Orenburg is an old frontier town. Currently located close to the border with Kazakhstan it once played a central role for the Russian empire as a base for conquering Central Asia. With its glory days very much behind it both the city and the provincial history museum don’t even bother covering twentieth century history, apart from some displays on the Second World War. Still the city center’s nineteenth century architecture and quiet streets leading down to some great views of the Ural river make a good place to wander around for a day.
I’m heading northwest to the city of Penza and I’m finally hitchhiking again. It’s great to be out on the road again, where it’s impossible to predict who I’ll end up talking to or where I’ll be in a few hours. Though the journey is over 800 kilometers I still manage to get to Penza in the evening after a long ride with a former Soviet army officer who had served in Afghanistan but has by now become a tax lawyer and a Russian orthodox believer to boot. Plenty of subjects for some good conversations.
Unfortunatly my day in Penza isn’t half as interesting as the previous day getting there. Orenburg at least still felt like a place where different cultures came together. But Penza is just drab. Maybe I’m just not paying attention. My only moment of surprise is the bust of Stalin in a courtyard off one of the big streets I glimpse from the corner of my eye.
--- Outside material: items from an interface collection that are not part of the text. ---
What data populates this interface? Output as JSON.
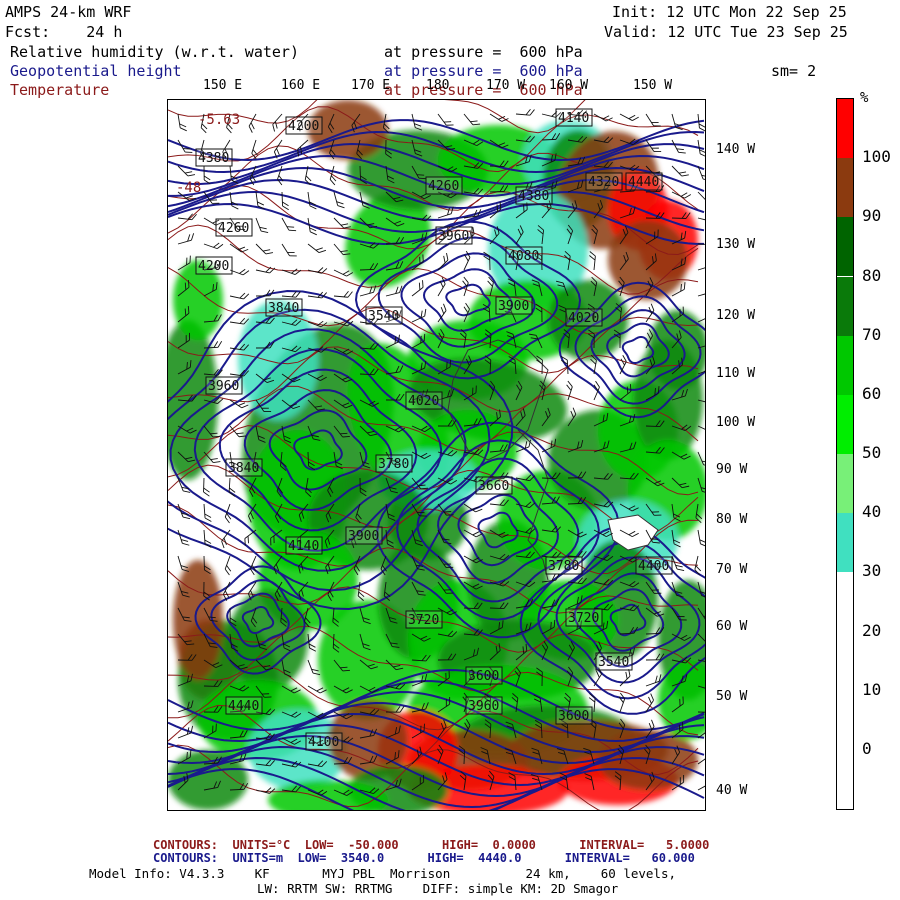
{
  "header": {
    "model_title": "AMPS 24-km WRF",
    "forecast": "Fcst:    24 h",
    "init": "Init: 12 UTC Mon 22 Sep 25",
    "valid": "Valid: 12 UTC Tue 23 Sep 25",
    "field1": "Relative humidity (w.r.t. water)",
    "field2": "Geopotential height",
    "field3": "Temperature",
    "level1": "at pressure =  600 hPa",
    "level2": "at pressure =  600 hPa",
    "level3": "at pressure =  600 hPa",
    "smoothing": "sm= 2"
  },
  "longitude_labels": [
    "150 E",
    "160 E",
    "170 E",
    "180",
    "170 W",
    "160 W",
    "150 W"
  ],
  "latitude_labels": [
    "140 W",
    "130 W",
    "120 W",
    "110 W",
    "100 W",
    "90 W",
    "80 W",
    "70 W",
    "60 W",
    "50 W",
    "40 W"
  ],
  "legend": {
    "unit": "%",
    "labels": [
      "100",
      "90",
      "80",
      "70",
      "60",
      "50",
      "40",
      "30",
      "20",
      "10",
      "0"
    ],
    "colors": [
      "#ff0000",
      "#8b3a0f",
      "#006400",
      "#0a7a0a",
      "#00c800",
      "#00ee00",
      "#78f078",
      "#40e0c0",
      "#ffffff",
      "#ffffff",
      "#ffffff",
      "#ffffff"
    ]
  },
  "height_labels": [
    "4380",
    "4200",
    "4260",
    "4140",
    "3960",
    "4320",
    "4020",
    "4080",
    "3840",
    "3900",
    "3720",
    "3780",
    "3600",
    "3660",
    "3540",
    "4440",
    "4400",
    "4100"
  ],
  "temp_labels": [
    "-5.63",
    "-48"
  ],
  "footer": {
    "line1_label": "CONTOURS:  UNITS=°C  LOW=  -50.000      HIGH=  0.0000      INTERVAL=   5.0000",
    "line2_label": "CONTOURS:  UNITS=m  LOW=  3540.0      HIGH=  4440.0      INTERVAL=   60.000",
    "model_info": "Model Info: V4.3.3    KF       MYJ PBL  Morrison          24 km,    60 levels,",
    "physics": "LW: RRTM SW: RRTMG    DIFF: simple KM: 2D Smagor"
  }
}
I walk over to take a closer look, and there’s a giant banner as well as a sign above the entrance way of a building announcing it’s the Penza department of the Communist Party’s Stalin center.
The next day I’m walking along a road trying to find a good place for vehicles to stop. It rained last night, and the pools of water and mud make it difficult to find a strategic place to wait and not get brown water splashed on me. I’ve got a long way to go. I want to get to Saint Petersburg by tomorrow evening. That’s 1,352 kilometers in 36 hours. The first two rides are provided by truck drivers. The second, a Kazakh who moved to Russia for the better healthcare that could be provided to his ill son, has a meticulously decorated and clean cabin. I take off my muddy sandals but I still feel guilty about all the mud I’ve undoubtedly dragged in.
I get dropped off at Moscow’s outer ring, a good 70 kilometers from the Kremlin, in the evening. As the hours progress the kind of people giving me rides changes. First two friends driving home from work. Then a migrant worker from Southern Kyrgyzstan on the night shift and a truck driver bringing goods to central Moscow before the stores open. Then some people on their way to work followed by a bunch of guys driving to their dachas followed again by long-distance delivery drivers. The last guy has driven a van all the way from Tatarstan to transport some furniture. He tells me he’ll spend the night sleeping on the front seat before going back the next day. But I’ve gotten to my destination of St Petersburg and by the time I get to the hostel I’m beat, having been awake for a good 36 hours. I manage to stay awake just long enough for the first of my friends to arrive before I crawl into bed.